I’m a follower of people in the anime industry, but mostly, it’s just the (good) directors I like to keep tabs on. I delve into their works and the more I find, the more I trust in those same people to deliver yet more good anime. Hayao Miyazaki is a popular example, and Masaaki Yuasa is another. I have faith his talent and I’m happy to sit here, passively, and take whatever he throws at me, which is why I now find myself both fascinated and horrified by some of the reaction to the first episode of The Tatami Galaxy.
I’m totally hyped about seeing the first episode of The Tatami Galaxy (Yojohan Shinwa Taikei). It finally aired this evening in the beloved noitaminA block and is already streaming on Funimation‘s video site, but… I’m region blocked! It’s been a while since I’ve been excited enough about a series to feel as frustrated as this, but, alas, rather than implode, I’ve decided to start writing this post instead! (However, if you’re based in North America, you can stream The Tatami Galaxy for free, like, right now! You guys are so lucky!)
Pretentious has long since become a word within fandom used by a person to express aghast that another could ever truly enjoy something that he/she doesn’t. It’s no longer a matter of taste, but of pretention, we’re all merely deluding ourselves by enjoying such ugly, complicated and confusing stories.
People regularly whine about “ugly” anime, complaining that if a series is ugly, then it’s not worth watching. Natsume Ono‘s style is the finest modern example. Her latest work can be seen in the new House of Five Leaves (which began only last week on noitaminA,) but you may also know her as the creator of Ristorante Paradiso.
Her trademark, polarising style lays in her character design: big, round eyes; wide, thin mouths; pointy noses; they inspire a certain sense of revulsion (with their ‘shark’ eyes and rubbery facial expressions) and would never be considered attractive in the conventional sense, but then, that’s the point; Ono is doing it on purpose, therefore, complaining that her characters are ugly is like complaining that the sky is blue; it’s just her style, so why get so hung up on it? At least it’s trying to set itself apart from the rest (originality.)
Just two years ago, I’d seen very few Japanese live-action films, only to eventually realise that my interest in anime was linked to a broader fascination with the whole spectrum of Japanese art; what I get from anime, I hear in Japanese music and see in Japanese film, too. This runs deep for me and I can’t explain why, but anyway, since that point, I’ve seen dozens of Japanese films; I have favourite directors and keep finding new music (the latest being World’s End Girlfriend).

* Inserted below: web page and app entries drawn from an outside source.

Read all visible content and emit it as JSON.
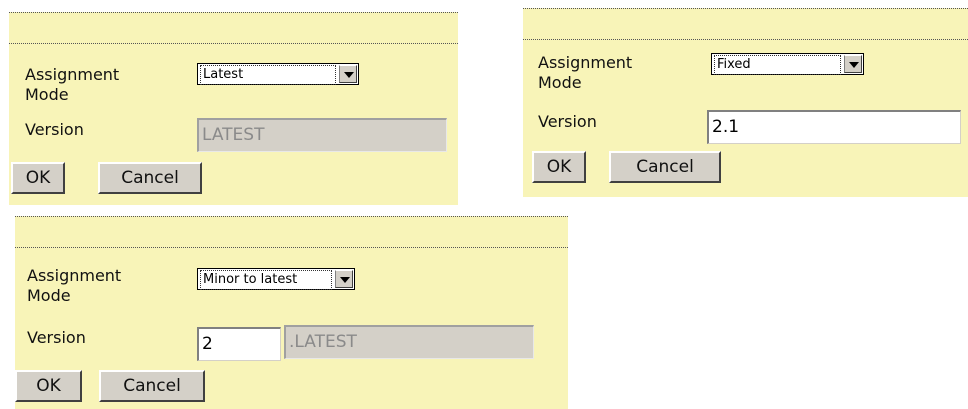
{
  "panels": [
    {
      "assignment_label_line1": "Assignment",
      "assignment_label_line2": "Mode",
      "mode_value": "Latest",
      "version_label": "Version",
      "version_value": "LATEST",
      "ok_label": "OK",
      "cancel_label": "Cancel"
    },
    {
      "assignment_label_line1": "Assignment",
      "assignment_label_line2": "Mode",
      "mode_value": "Fixed",
      "version_label": "Version",
      "version_value": "2.1",
      "ok_label": "OK",
      "cancel_label": "Cancel"
    },
    {
      "assignment_label_line1": "Assignment",
      "assignment_label_line2": "Mode",
      "mode_value": "Minor to latest",
      "version_label": "Version",
      "version_major_value": "2",
      "version_suffix_value": ".LATEST",
      "ok_label": "OK",
      "cancel_label": "Cancel"
    }
  ]
}
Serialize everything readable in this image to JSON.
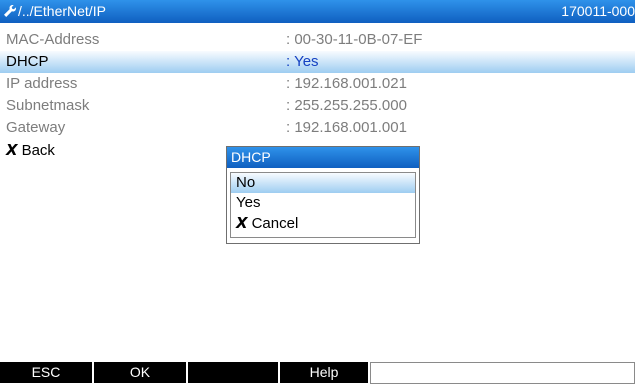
{
  "header": {
    "path": "/../EtherNet/IP",
    "serial": "170011-000",
    "icon": "wrench-icon"
  },
  "rows": [
    {
      "label": "MAC-Address",
      "value": ": 00-30-11-0B-07-EF"
    },
    {
      "label": "DHCP",
      "value": ": Yes"
    },
    {
      "label": "IP address",
      "value": ": 192.168.001.021"
    },
    {
      "label": "Subnetmask",
      "value": ": 255.255.255.000"
    },
    {
      "label": "Gateway",
      "value": ": 192.168.001.001"
    }
  ],
  "back": {
    "glyph": "X",
    "label": "Back"
  },
  "dialog": {
    "title": "DHCP",
    "options": [
      "No",
      "Yes"
    ],
    "cancel": {
      "glyph": "X",
      "label": "Cancel"
    }
  },
  "softkeys": [
    "ESC",
    "OK",
    "",
    "Help"
  ],
  "colors": {
    "title_bar": "#1f7fd9",
    "selection": "#9ecdf1",
    "value_selected": "#1542c2",
    "inactive_text": "#7d7d7d"
  }
}
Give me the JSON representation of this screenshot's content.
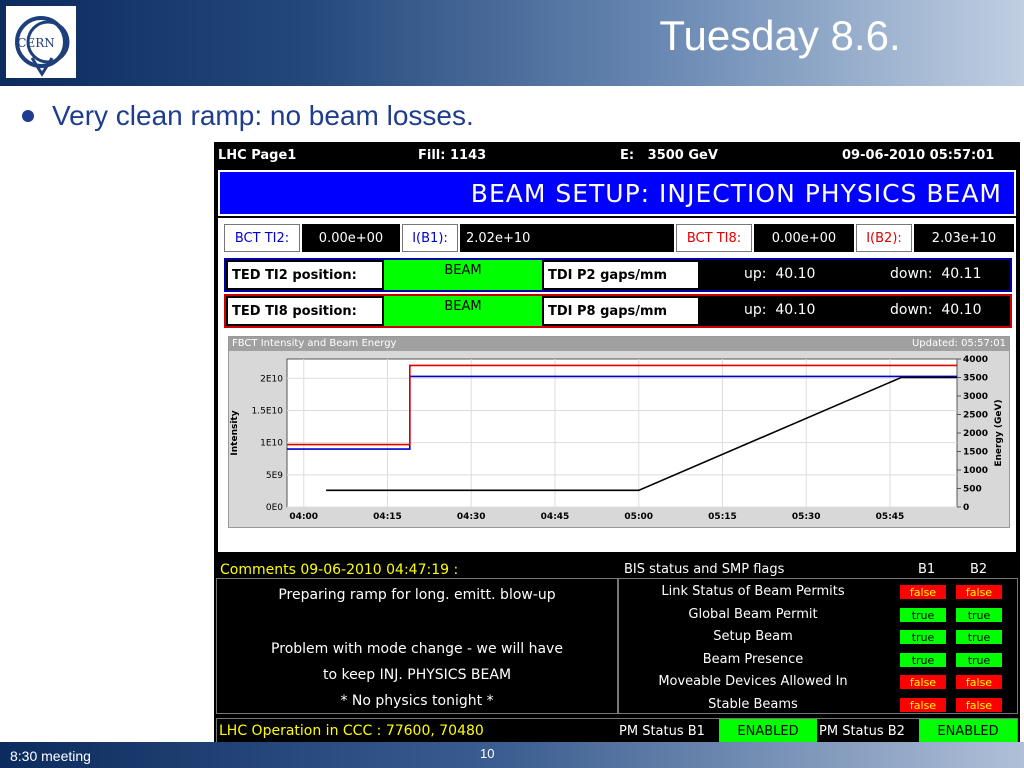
{
  "slide": {
    "title": "Tuesday 8.6.",
    "bullet": "Very clean ramp: no beam losses.",
    "footer_left": "8:30 meeting",
    "page_number": "10",
    "logo_text": "CERN"
  },
  "screen": {
    "header": {
      "page": "LHC Page1",
      "fill": "Fill: 1143",
      "energy": "E:   3500 GeV",
      "datetime": "09-06-2010 05:57:01"
    },
    "banner": "BEAM SETUP: INJECTION PHYSICS BEAM",
    "bct": {
      "ti2_label": "BCT TI2:",
      "ti2_value": "0.00e+00",
      "ib1_label": "I(B1):",
      "ib1_value": "2.02e+10",
      "ti8_label": "BCT TI8:",
      "ti8_value": "0.00e+00",
      "ib2_label": "I(B2):",
      "ib2_value": "2.03e+10"
    },
    "ted": [
      {
        "label": "TED TI2 position:",
        "state": "BEAM",
        "tdi_label": "TDI P2 gaps/mm",
        "up": "up:  40.10",
        "down": "down:  40.11"
      },
      {
        "label": "TED TI8 position:",
        "state": "BEAM",
        "tdi_label": "TDI P8 gaps/mm",
        "up": "up:  40.10",
        "down": "down:  40.10"
      }
    ],
    "comments": {
      "label": "Comments 09-06-2010 04:47:19 :",
      "lines": [
        "Preparing ramp for long. emitt. blow-up",
        "",
        "Problem with mode change - we will have",
        "to keep INJ. PHYSICS BEAM",
        "* No physics tonight *"
      ]
    },
    "bis": {
      "title": "BIS status and SMP flags",
      "b1": "B1",
      "b2": "B2",
      "rows": [
        {
          "label": "Link Status of Beam Permits",
          "b1": "false",
          "b2": "false"
        },
        {
          "label": "Global Beam Permit",
          "b1": "true",
          "b2": "true"
        },
        {
          "label": "Setup Beam",
          "b1": "true",
          "b2": "true"
        },
        {
          "label": "Beam Presence",
          "b1": "true",
          "b2": "true"
        },
        {
          "label": "Moveable Devices Allowed In",
          "b1": "false",
          "b2": "false"
        },
        {
          "label": "Stable Beams",
          "b1": "false",
          "b2": "false"
        }
      ]
    },
    "bottom": {
      "ops": "LHC Operation in CCC : 77600, 70480",
      "pm_b1_label": "PM Status B1",
      "pm_b1_value": "ENABLED",
      "pm_b2_label": "PM Status B2",
      "pm_b2_value": "ENABLED"
    }
  },
  "colors": {
    "banner": "#0000ff",
    "beam_green": "#00ff00",
    "false_red": "#ff0000",
    "b1_line": "#0000cc",
    "b2_line": "#e00000",
    "energy_line": "#000000"
  },
  "chart_data": {
    "type": "line",
    "title": "FBCT Intensity and Beam Energy",
    "updated": "Updated: 05:57:01",
    "ylabel": "Intensity",
    "y2label": "Energy (GeV)",
    "x_ticks": [
      "04:00",
      "04:15",
      "04:30",
      "04:45",
      "05:00",
      "05:15",
      "05:30",
      "05:45"
    ],
    "y_ticks": [
      "0E0",
      "5E9",
      "1E10",
      "1.5E10",
      "2E10"
    ],
    "y2_ticks": [
      "0",
      "500",
      "1000",
      "1500",
      "2000",
      "2500",
      "3000",
      "3500",
      "4000"
    ],
    "xlim": [
      "03:57",
      "05:57"
    ],
    "ylim": [
      0,
      23000000000.0
    ],
    "y2lim": [
      0,
      4000
    ],
    "grid": true,
    "series": [
      {
        "axis": "y",
        "x": [
          "03:57",
          "04:19",
          "04:19",
          "05:57"
        ],
        "values": [
          9000000000.0,
          9000000000.0,
          20300000000.0,
          20300000000.0
        ]
      },
      {
        "axis": "y",
        "x": [
          "03:57",
          "04:19",
          "04:19",
          "05:57"
        ],
        "values": [
          9700000000.0,
          9700000000.0,
          22000000000.0,
          22000000000.0
        ]
      },
      {
        "axis": "y2",
        "x": [
          "04:04",
          "05:00",
          "05:47",
          "05:57"
        ],
        "values": [
          450,
          450,
          3500,
          3500
        ]
      }
    ]
  }
}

Every new film is just the tip of another ice-berg, revealing only further depths of art and beauty. One of my biggest regrets about this blog is that I haven’t documented this journey into live-action nearly well enough, so, I’m sorry about that, guys, but this post, I hope, will at least go some ways to making amends, because last night I watched Air Doll and just had to write something.
I can at least promise you this. I won’t suddenly just up and leave; I won’t go out at the top of my game; the end won’t be glorious, no, it will be a long, drawn-out and disappointing affair.
I realise it’s been a long time since I last wrote, and I’m sorry if you’ve been hitting this blog every day since looking for a new post (Remember guys, that’s what RSS is for.)
I guess you could say I fell off the (anime) wagon; I was half-way through writing a post about Durarara!! when I realised I just wasn’t feeling it as well as I should (my writing, that is. Durarara!! is really good, but you knew that already.)
When something like that happens, that vague lack of inspiration, it’s usually as sure a sign as any that I’m burnt out and need a break (and this blog was going so well in 2010, too!) Alas, it’s now April already and a new season beckons. Continue reading “Statement of intent: Spring 2010”